Make a stand and do something amazing

  • Published
  • By Master Sgt. Donald Gramby
  • 4th Aircraft Maintenance Squadron
Many spectacular events have taken place over the past 25 years of my military career. Some events I care to remember, others not as much. One noteworthy event took place in the early 90s, prior to the Gulf War.

While stationed at Shaw Air Force Base, we presented the general with the Order of the Sword. Many should remember General Chuck Horner, whom at the time was the 9th Air Force Commander.

What was so significant about this occasion was the general's speech. As a young staff sergeant, what stood out to me most (while not taking anything away from the dialogue), was his opening statement. General Horner began his speech with a quote from the Apostle Paul, from the New Testament of the Bible. At a time when it seemed everyone was overly concerned with being politically and militarily correct, the general stood tall on his morals and faith, and delivered a speech that will always be remembered by many. Today, as non-commission officers in the Air Force, like the general, we must also make a stand.

We must make a stand on our "Air Force Core Values." As members of the world's most powerful Air Force, we must continue to live out and reflect "integrity first, service before self, and excellence in all we do." Keep in mind that these values are the basis for our policies, guidance and focus. Remembering these values will help build personal dedication and commitment to the Air Force, its mission, and to all Air Force members.

We must make a stand on our military customs and courtesies. These include our acts of respect and courtesy when dealing with other people who are involved as a result of the need for order, as well as mutual respect, and a sense of fraternity that exists only among military personnel. Our customs and courtesies go beyond basic politeness. They play an extremely important role in building morale, esprit de corps, discipline, and mission effectiveness. These will ensure proper respect for the chain of command and build the foundation for self-discipline.

We must make a stand on continuous improvement. In 1993 while again stationed at Shaw AFB, S.C., I had the opportunity to create what is now the DOD training video for self-aid and buddy care. The opportunity came about by our flight's persistence to improve all we do. The primary training presentation at the time was a 35 millimeter slide presentation. But that was not good enough for the 363rd Maintenance Training Flight, so we set out to create a video training tape of our own.

Once the word got out to the Air Force about our videotape, requests came Air Force wide for copies. As a result, the ACC surgeon general got her hands on a copy, and requested us to come to Langley AFB, Va., and create a videotape for the Air Force. Two grueling weeks of directing and moulage, and the rest is history.

We must make a stand on our everyday conduct. We are all accountable for our own actions, both in the performance of duties, and in personal conduct. Throughout my 25 years, I have always tried to hold myself to practicing key ethical values.

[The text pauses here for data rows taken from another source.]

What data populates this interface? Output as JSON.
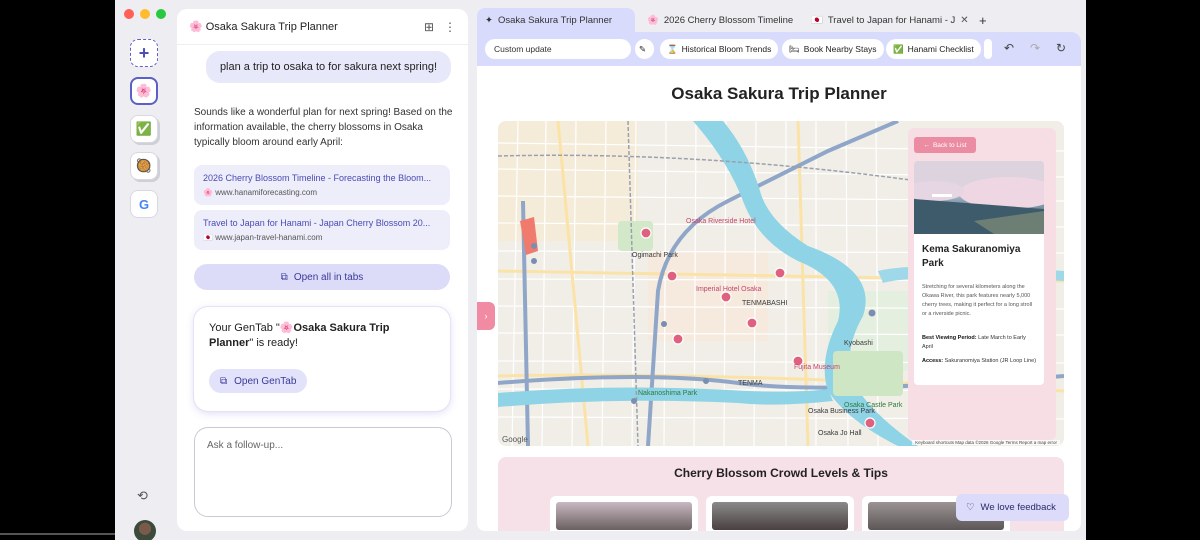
{
  "window": {
    "traffic_lights": {
      "close": "#ff5f57",
      "minimize": "#febc2e",
      "maximize": "#28c840"
    },
    "accent": "#5b5fc7"
  },
  "rail": {
    "items": [
      {
        "name": "new-tab-group",
        "icon": "plus-icon",
        "glyph": "+"
      },
      {
        "name": "sakura-group",
        "icon": "cherry-blossom-icon",
        "glyph": "🌸"
      },
      {
        "name": "checklist-group",
        "icon": "checkbox-icon",
        "glyph": "✅"
      },
      {
        "name": "food-group",
        "icon": "bowl-icon",
        "glyph": "🥘"
      },
      {
        "name": "google-group",
        "icon": "google-icon",
        "glyph": "G"
      }
    ]
  },
  "chat": {
    "title": "🌸 Osaka Sakura Trip Planner",
    "user_message": "plan a trip to osaka to for sakura next spring!",
    "answer": "Sounds like a wonderful plan for next spring! Based on the information available, the cherry blossoms in Osaka typically bloom around early April:",
    "sources": [
      {
        "title": "2026 Cherry Blossom Timeline - Forecasting the Bloom...",
        "url": "www.hanamiforecasting.com",
        "favicon": "🌸"
      },
      {
        "title": "Travel to Japan for Hanami - Japan Cherry Blossom 20...",
        "url": "www.japan-travel-hanami.com",
        "favicon": "🇯🇵"
      }
    ],
    "open_all_label": "Open all in tabs",
    "ready_prefix": "Your GenTab \"",
    "ready_name": "🌸Osaka Sakura Trip Planner",
    "ready_suffix": "\" is ready!",
    "open_gentab_label": "Open GenTab",
    "followup_placeholder": "Ask a follow-up..."
  },
  "browser": {
    "tabs": [
      {
        "label": "Osaka Sakura Trip Planner",
        "icon": "sparkle-icon",
        "glyph": "✦"
      },
      {
        "label": "2026 Cherry Blossom Timeline",
        "icon": "cherry-blossom-icon",
        "glyph": "🌸"
      },
      {
        "label": "Travel to Japan for Hanami - J",
        "icon": "japan-flag-icon",
        "glyph": "🇯🇵"
      }
    ],
    "new_tab_glyph": "+",
    "address": "Custom update",
    "chips": [
      {
        "label": "Historical Bloom Trends",
        "glyph": "⌛"
      },
      {
        "label": "Book Nearby Stays",
        "glyph": "🛏"
      },
      {
        "label": "Hanami Checklist",
        "glyph": "✅"
      }
    ],
    "page_title": "Osaka Sakura Trip Planner",
    "map": {
      "labels": [
        "Osaka Riverside Hotel",
        "Ogimachi Park",
        "Imperial Hotel Osaka",
        "TENMABASHI",
        "Osaka Castle Park",
        "Fujita Museum",
        "Osaka Business Park",
        "Nakanoshima Park",
        "Kyobashi",
        "TENMA",
        "Osaka Jo Hall"
      ],
      "attribution": "Keyboard shortcuts   Map data ©2026 Google   Terms   Report a map error",
      "google_mark": "Google"
    },
    "info": {
      "back_label": "Back to List",
      "name": "Kema Sakuranomiya Park",
      "description": "Stretching for several kilometers along the Okawa River, this park features nearly 5,000 cherry trees, making it perfect for a long stroll or a riverside picnic.",
      "best_label": "Best Viewing Period:",
      "best_value": "Late March to Early April",
      "access_label": "Access:",
      "access_value": "Sakuranomiya Station (JR Loop Line)"
    },
    "crowd_title": "Cherry Blossom Crowd Levels & Tips",
    "feedback_label": "We love feedback"
  }
}
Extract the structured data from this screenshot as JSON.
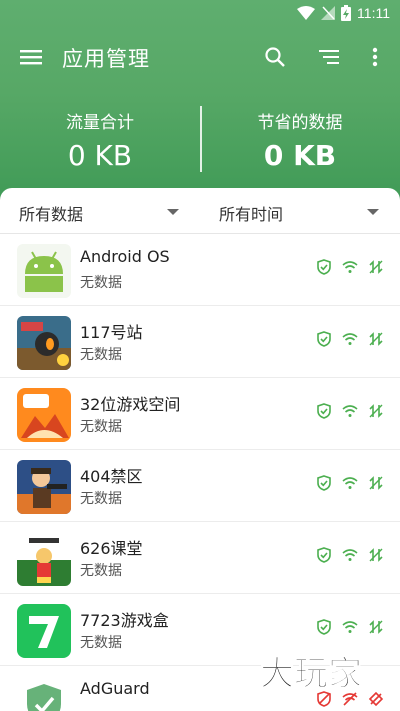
{
  "status_bar": {
    "time": "11:11"
  },
  "toolbar": {
    "title": "应用管理",
    "icons": [
      "menu-icon",
      "search-icon",
      "sort-icon",
      "more-vert-icon"
    ]
  },
  "stats": {
    "total_label": "流量合计",
    "total_value": "0 KB",
    "saved_label": "节省的数据",
    "saved_value": "0 KB"
  },
  "filters": {
    "data_filter": "所有数据",
    "time_filter": "所有时间"
  },
  "apps": [
    {
      "name": "Android OS",
      "sub": "无数据"
    },
    {
      "name": "117号站",
      "sub": "无数据"
    },
    {
      "name": "32位游戏空间",
      "sub": "无数据"
    },
    {
      "name": "404禁区",
      "sub": "无数据"
    },
    {
      "name": "626课堂",
      "sub": "无数据"
    },
    {
      "name": "7723游戏盒",
      "sub": "无数据"
    },
    {
      "name": "AdGuard",
      "sub": ""
    }
  ],
  "colors": {
    "header_green": "#57a866",
    "action_green": "#4caf50",
    "action_red": "#e53935"
  },
  "watermark": {
    "text": "大玩家"
  }
}
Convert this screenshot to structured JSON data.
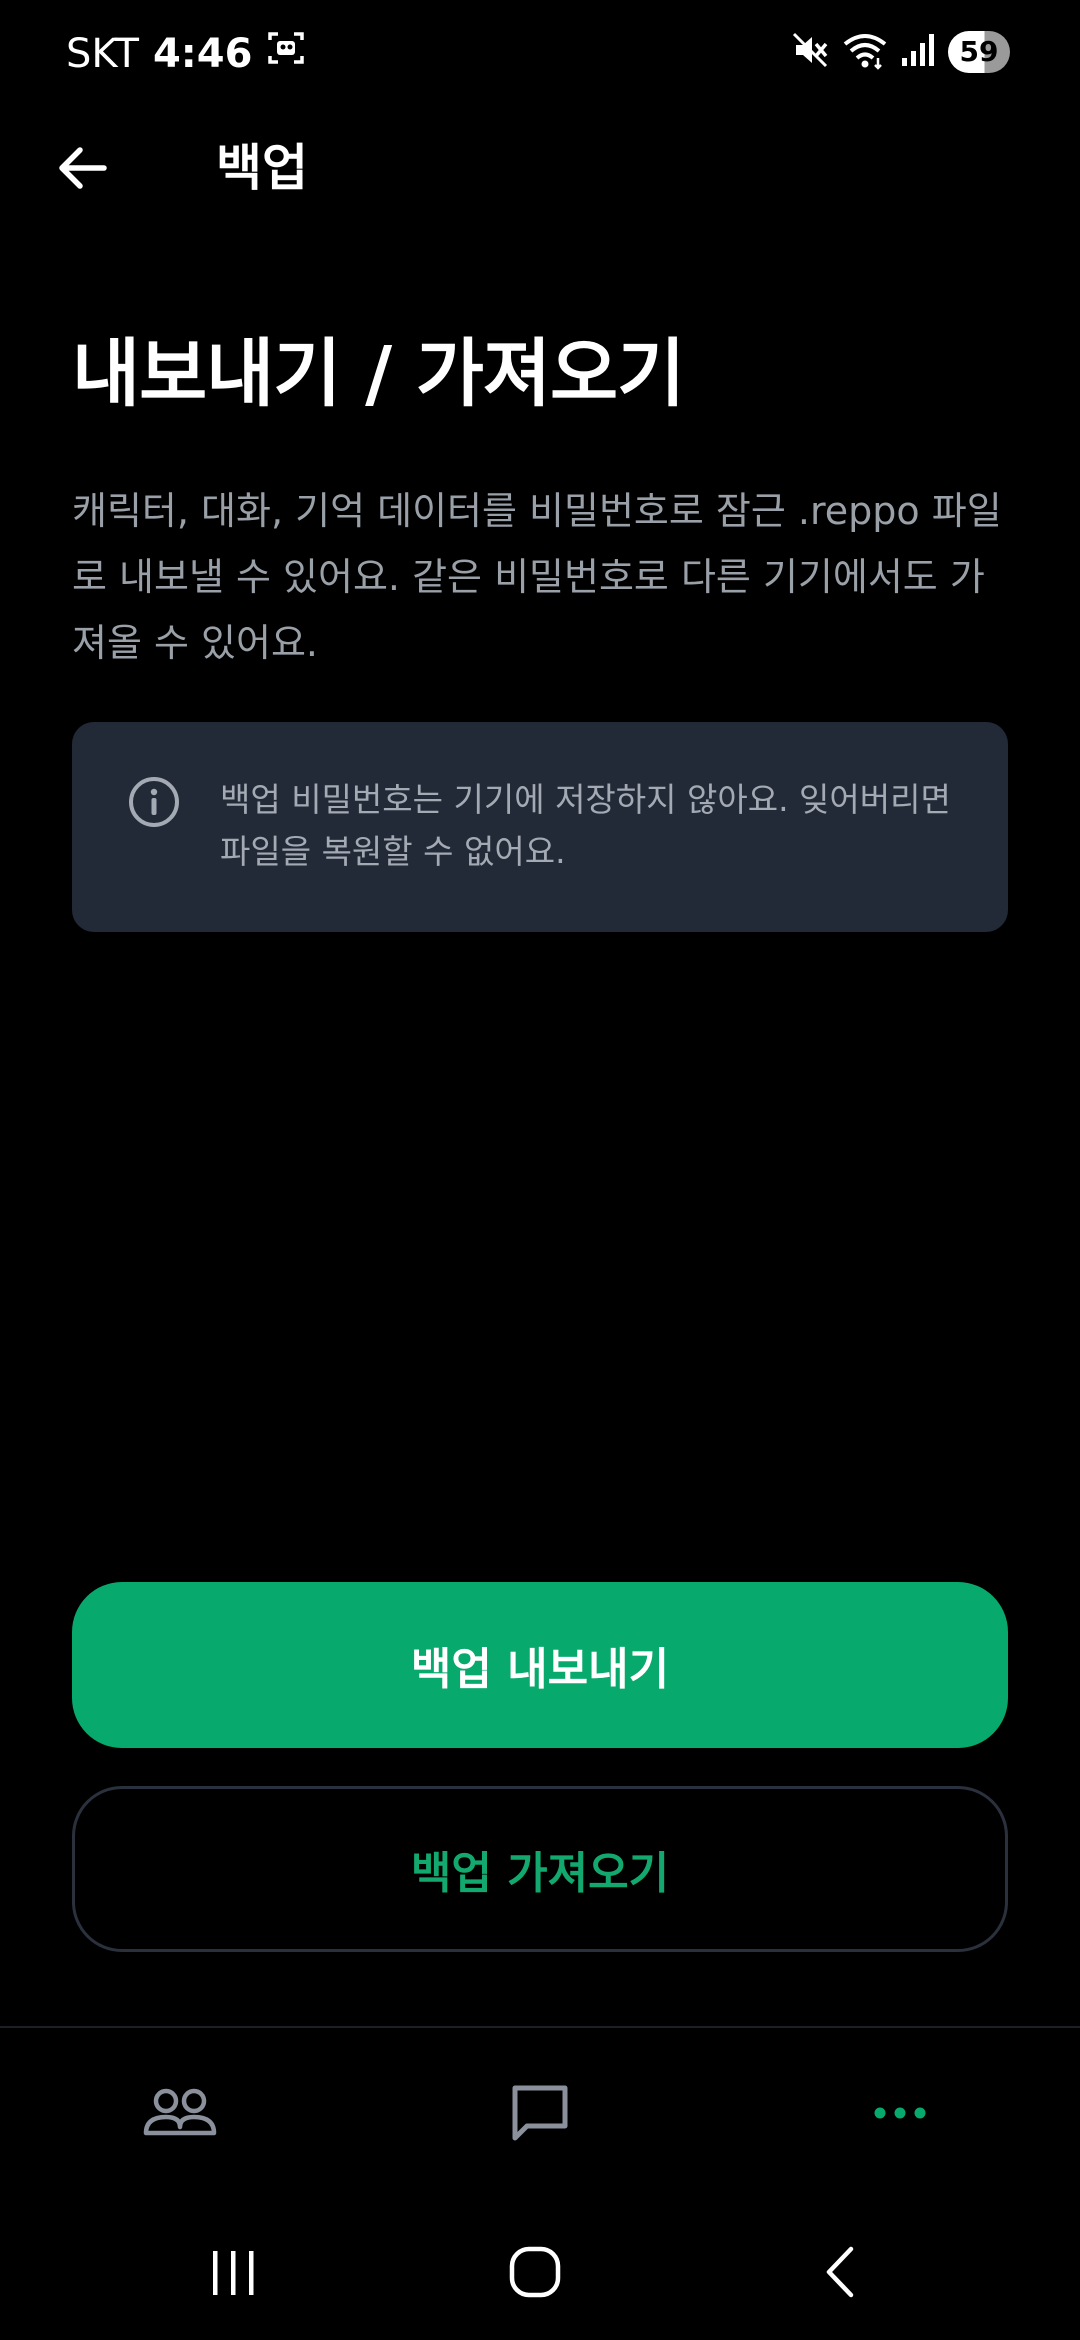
{
  "status_bar": {
    "carrier": "SKT",
    "time": "4:46",
    "battery": "59"
  },
  "app_bar": {
    "title": "백업"
  },
  "main": {
    "heading": "내보내기 / 가져오기",
    "description": "캐릭터, 대화, 기억 데이터를 비밀번호로 잠근 .reppo 파일로 내보낼 수 있어요. 같은 비밀번호로 다른 기기에서도 가져올 수 있어요.",
    "info_text": "백업 비밀번호는 기기에 저장하지 않아요. 잊어버리면 파일을 복원할 수 없어요.",
    "export_label": "백업 내보내기",
    "import_label": "백업 가져오기"
  },
  "bottom_nav": {
    "items": [
      {
        "icon": "people-icon",
        "active": false
      },
      {
        "icon": "chat-icon",
        "active": false
      },
      {
        "icon": "more-icon",
        "active": true
      }
    ]
  },
  "colors": {
    "accent": "#07a96c",
    "background": "#000000",
    "info_box": "#222a38",
    "muted_text": "#9aa0a8",
    "inactive_icon": "#8a919c"
  }
}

I would like to conclude with some values that have been the catapult of my career and have made this journey successful. Each day has been a lasting new experience. Continue to practice honesty, integrity, loyalty, fairness, caring, and respect. I wish you all a prosperous career and God speed.